* MATERIAL PROVIDED
^^^^^^^^^^^^^^^^

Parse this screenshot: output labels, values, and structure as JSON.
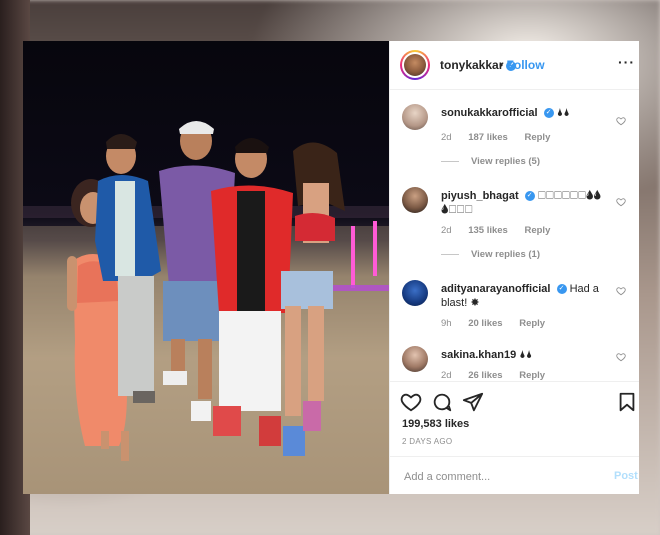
{
  "post": {
    "author": {
      "handle": "tonykakkar",
      "verified": true,
      "follow_sep": "•",
      "follow_label": "Follow"
    },
    "more_icon": "···",
    "comments": [
      {
        "user": "sonukakkarofficial",
        "text": "🌢🌢",
        "age": "2d",
        "likes": "187 likes",
        "reply": "Reply",
        "view_replies": "View replies (5)"
      },
      {
        "user": "piyush_bhagat",
        "text": "🗆🗆🗆🗆🗆🗆🌢🌢🌢🗆🗆🗆",
        "age": "2d",
        "likes": "135 likes",
        "reply": "Reply",
        "view_replies": "View replies (1)"
      },
      {
        "user": "adityanarayanofficial",
        "text": "Had a blast! ✸",
        "age": "9h",
        "likes": "20 likes",
        "reply": "Reply"
      },
      {
        "user": "sakina.khan19",
        "text": "🌢🌢",
        "age": "2d",
        "likes": "26 likes",
        "reply": "Reply"
      }
    ],
    "likes": "199,583 likes",
    "posted": "2 DAYS AGO",
    "add_comment_placeholder": "Add a comment...",
    "post_button": "Post"
  },
  "colors": {
    "accent": "#3897f0",
    "text": "#262626",
    "muted": "#8e8e8e"
  }
}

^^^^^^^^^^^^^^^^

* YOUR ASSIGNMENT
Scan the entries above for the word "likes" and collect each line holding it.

* ANSWER SPACE
        "likes": "187 likes",
        "likes": "135 likes",
        "likes": "20 likes",
        "likes": "26 likes",
    "likes": "199,583 likes",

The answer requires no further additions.